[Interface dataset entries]
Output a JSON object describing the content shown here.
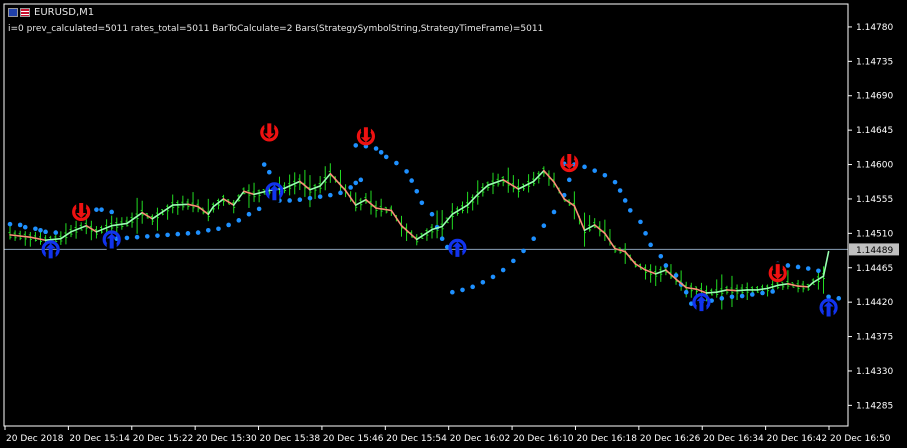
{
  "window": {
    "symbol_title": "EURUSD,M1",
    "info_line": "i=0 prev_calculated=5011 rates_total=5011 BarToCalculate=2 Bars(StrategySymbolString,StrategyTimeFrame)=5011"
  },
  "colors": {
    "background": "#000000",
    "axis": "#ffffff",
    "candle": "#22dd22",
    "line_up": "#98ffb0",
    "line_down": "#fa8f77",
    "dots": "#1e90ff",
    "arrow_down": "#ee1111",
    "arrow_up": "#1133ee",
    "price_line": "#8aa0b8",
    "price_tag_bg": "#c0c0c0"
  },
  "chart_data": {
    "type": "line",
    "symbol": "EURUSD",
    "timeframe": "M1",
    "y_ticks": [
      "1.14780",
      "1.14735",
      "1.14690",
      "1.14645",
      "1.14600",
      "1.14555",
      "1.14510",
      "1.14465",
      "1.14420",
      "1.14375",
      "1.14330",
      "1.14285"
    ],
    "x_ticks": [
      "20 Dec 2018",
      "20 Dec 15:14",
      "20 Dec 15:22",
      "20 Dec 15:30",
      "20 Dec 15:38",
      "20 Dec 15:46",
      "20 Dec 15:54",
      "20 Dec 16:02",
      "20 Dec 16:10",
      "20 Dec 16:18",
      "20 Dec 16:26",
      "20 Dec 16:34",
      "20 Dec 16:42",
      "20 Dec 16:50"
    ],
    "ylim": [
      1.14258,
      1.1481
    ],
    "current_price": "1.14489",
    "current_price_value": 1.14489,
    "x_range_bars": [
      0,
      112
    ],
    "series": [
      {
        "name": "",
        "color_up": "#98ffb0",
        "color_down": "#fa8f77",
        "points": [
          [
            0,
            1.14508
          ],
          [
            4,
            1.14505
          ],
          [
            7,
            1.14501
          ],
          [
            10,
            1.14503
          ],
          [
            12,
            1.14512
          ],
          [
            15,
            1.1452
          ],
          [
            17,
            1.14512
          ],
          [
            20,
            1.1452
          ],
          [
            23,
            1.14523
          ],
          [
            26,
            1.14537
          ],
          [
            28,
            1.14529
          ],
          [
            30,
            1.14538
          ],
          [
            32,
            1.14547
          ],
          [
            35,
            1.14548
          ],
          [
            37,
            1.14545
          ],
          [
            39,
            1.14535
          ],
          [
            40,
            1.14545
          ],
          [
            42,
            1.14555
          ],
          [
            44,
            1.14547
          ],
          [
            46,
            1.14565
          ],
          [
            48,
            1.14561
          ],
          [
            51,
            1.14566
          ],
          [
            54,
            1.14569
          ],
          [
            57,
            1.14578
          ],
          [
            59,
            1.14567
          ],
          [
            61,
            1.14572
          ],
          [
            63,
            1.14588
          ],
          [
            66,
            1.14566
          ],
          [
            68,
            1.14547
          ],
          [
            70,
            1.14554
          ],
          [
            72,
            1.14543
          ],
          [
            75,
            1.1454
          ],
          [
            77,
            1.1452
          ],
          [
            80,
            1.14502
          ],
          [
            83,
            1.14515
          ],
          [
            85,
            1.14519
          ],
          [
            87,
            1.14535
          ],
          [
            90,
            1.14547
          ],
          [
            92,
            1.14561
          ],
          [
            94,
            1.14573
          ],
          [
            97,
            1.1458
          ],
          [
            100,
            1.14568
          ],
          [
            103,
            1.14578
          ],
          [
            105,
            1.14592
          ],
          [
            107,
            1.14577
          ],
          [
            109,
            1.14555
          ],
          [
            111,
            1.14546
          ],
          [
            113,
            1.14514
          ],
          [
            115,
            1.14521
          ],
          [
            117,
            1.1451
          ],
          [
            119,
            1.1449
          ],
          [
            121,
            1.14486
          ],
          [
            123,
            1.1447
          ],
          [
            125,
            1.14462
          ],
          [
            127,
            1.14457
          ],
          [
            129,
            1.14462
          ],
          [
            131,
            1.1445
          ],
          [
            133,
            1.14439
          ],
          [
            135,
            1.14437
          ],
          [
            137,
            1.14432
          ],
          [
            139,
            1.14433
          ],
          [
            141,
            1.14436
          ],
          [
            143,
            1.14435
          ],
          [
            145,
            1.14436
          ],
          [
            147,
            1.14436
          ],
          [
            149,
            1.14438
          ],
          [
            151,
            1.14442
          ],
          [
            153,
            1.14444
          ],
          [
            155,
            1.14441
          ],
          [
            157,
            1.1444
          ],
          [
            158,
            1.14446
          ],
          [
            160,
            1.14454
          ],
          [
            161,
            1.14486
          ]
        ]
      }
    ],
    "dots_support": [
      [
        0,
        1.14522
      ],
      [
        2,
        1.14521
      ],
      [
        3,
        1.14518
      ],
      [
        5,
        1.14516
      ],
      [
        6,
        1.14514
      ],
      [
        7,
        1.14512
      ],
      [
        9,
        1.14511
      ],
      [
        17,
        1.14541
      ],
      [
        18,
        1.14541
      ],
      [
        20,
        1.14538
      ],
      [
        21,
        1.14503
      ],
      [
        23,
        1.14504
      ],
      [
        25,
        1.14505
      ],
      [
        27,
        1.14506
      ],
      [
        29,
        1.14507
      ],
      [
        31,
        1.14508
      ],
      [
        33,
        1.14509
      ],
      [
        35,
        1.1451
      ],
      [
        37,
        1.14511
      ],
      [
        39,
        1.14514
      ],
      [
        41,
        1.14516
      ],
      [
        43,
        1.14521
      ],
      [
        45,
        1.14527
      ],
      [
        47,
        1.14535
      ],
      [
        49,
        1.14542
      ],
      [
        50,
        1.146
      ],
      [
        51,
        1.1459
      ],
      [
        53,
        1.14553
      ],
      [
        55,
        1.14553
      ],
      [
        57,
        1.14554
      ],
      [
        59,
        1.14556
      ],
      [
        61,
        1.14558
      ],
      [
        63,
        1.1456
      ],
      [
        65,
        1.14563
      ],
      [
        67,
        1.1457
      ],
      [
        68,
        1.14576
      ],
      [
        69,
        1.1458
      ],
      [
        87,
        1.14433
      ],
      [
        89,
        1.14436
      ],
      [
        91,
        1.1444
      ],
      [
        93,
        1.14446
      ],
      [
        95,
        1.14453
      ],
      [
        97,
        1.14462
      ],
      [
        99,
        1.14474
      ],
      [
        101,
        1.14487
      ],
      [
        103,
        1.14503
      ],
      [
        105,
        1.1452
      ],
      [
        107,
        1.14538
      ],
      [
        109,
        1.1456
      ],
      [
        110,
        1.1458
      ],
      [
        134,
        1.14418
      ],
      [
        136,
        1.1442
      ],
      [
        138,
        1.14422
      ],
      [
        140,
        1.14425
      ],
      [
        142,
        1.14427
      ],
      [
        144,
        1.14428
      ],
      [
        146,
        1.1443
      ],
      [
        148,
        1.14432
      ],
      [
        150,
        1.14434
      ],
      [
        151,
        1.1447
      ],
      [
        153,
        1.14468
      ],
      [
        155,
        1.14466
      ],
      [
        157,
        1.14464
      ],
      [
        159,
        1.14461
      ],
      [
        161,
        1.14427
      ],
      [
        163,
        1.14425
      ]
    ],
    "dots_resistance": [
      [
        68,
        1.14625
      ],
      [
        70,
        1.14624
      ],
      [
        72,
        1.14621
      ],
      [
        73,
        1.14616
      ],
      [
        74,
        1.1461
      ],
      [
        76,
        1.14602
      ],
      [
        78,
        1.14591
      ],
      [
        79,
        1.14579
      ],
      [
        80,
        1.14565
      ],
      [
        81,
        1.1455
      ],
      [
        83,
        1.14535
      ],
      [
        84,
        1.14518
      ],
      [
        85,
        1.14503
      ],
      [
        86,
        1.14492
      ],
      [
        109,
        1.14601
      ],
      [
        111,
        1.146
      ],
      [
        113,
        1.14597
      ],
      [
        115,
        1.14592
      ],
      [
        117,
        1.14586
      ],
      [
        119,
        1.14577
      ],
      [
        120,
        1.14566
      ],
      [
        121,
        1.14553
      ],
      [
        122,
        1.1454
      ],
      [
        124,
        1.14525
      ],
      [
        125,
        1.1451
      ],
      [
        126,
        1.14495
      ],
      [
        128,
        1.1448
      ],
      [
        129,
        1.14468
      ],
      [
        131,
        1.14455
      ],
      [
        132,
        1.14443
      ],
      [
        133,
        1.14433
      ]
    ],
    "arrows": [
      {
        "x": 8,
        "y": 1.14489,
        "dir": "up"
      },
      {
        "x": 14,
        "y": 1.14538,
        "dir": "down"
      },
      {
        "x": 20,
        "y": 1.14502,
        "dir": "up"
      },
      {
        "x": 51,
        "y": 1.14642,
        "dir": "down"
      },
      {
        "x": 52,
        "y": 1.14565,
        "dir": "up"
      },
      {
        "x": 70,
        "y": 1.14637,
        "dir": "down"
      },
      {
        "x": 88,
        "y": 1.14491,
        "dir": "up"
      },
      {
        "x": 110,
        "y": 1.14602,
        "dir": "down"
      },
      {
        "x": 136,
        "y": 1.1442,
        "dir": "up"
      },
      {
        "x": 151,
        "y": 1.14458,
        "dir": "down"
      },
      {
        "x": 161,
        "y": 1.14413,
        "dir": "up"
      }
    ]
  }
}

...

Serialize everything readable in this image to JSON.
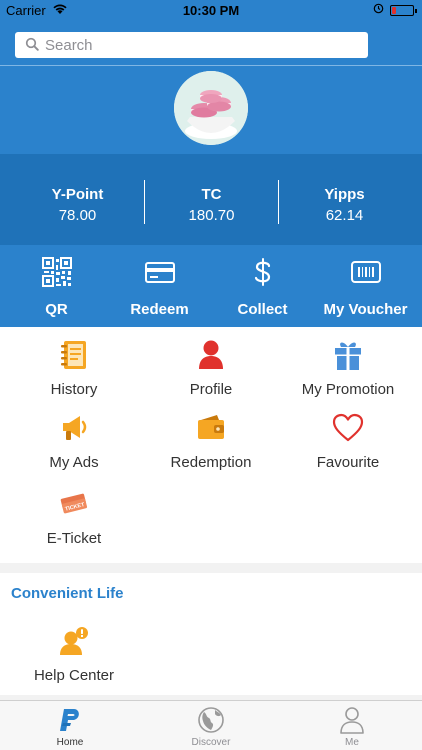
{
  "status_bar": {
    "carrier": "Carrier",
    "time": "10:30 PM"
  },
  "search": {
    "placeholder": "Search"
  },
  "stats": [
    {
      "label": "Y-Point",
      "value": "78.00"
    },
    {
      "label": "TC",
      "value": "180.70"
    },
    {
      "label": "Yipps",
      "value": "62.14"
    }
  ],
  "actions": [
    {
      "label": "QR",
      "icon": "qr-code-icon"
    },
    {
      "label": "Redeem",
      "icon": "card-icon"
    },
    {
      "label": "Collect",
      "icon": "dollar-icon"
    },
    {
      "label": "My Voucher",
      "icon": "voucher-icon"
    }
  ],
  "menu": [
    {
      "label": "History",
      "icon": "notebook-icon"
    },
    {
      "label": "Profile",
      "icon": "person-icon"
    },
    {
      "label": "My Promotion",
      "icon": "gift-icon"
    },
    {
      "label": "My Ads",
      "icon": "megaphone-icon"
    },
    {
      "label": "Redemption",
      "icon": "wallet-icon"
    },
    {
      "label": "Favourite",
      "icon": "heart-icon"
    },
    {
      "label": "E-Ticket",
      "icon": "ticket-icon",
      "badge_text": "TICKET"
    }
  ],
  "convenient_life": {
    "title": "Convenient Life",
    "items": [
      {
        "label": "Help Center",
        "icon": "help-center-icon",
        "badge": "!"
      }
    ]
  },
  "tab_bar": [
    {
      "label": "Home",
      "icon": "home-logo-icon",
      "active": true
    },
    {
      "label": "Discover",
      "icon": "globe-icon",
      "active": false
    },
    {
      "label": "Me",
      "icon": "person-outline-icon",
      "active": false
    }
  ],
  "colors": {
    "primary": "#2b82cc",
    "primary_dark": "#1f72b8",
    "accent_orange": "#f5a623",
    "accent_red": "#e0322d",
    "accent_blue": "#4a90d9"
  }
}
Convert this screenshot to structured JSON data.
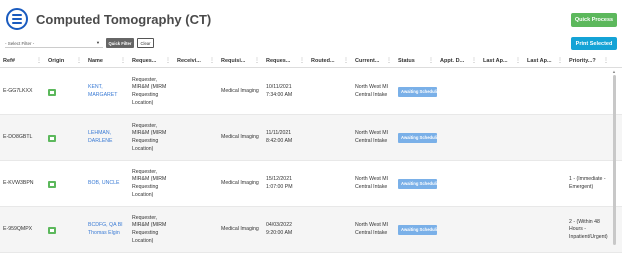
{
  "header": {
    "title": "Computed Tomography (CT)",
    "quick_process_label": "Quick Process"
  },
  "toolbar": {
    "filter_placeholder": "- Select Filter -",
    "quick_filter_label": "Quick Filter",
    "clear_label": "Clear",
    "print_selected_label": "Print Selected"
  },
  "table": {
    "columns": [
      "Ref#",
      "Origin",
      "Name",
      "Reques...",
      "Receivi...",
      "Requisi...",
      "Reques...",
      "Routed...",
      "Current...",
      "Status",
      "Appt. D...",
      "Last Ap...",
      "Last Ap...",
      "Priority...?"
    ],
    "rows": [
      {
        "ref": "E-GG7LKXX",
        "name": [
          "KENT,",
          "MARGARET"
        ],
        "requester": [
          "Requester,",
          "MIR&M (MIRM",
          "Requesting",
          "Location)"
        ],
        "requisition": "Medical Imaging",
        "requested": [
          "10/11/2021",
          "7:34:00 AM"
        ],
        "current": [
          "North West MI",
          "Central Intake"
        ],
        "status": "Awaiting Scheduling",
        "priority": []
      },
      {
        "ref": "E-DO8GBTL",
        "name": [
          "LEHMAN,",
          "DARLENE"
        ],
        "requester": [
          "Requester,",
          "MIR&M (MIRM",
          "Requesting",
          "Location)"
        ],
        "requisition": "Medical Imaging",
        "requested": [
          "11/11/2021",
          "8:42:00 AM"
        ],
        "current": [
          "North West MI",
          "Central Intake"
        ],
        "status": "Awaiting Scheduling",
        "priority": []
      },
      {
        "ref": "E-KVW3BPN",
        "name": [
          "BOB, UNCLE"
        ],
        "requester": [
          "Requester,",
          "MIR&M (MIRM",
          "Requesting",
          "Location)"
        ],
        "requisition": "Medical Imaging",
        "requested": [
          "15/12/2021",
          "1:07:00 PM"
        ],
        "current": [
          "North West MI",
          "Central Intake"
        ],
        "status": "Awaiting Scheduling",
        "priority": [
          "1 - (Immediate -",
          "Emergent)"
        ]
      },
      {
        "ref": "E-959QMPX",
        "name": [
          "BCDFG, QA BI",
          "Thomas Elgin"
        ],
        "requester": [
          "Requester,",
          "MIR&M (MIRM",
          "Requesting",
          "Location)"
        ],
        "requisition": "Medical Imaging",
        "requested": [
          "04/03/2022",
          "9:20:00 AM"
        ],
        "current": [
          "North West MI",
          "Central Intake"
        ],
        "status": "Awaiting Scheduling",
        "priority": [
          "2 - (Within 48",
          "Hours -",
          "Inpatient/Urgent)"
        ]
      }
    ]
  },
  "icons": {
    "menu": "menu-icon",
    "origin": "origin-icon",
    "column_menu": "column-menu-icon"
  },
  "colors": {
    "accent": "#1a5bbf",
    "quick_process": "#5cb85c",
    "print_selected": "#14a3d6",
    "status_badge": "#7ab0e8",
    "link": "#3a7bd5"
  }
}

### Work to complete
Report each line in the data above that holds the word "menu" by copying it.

### Response to the exercise
  "menu": [
    "menu": "menu-icon",
    "column_menu": "column-menu-icon"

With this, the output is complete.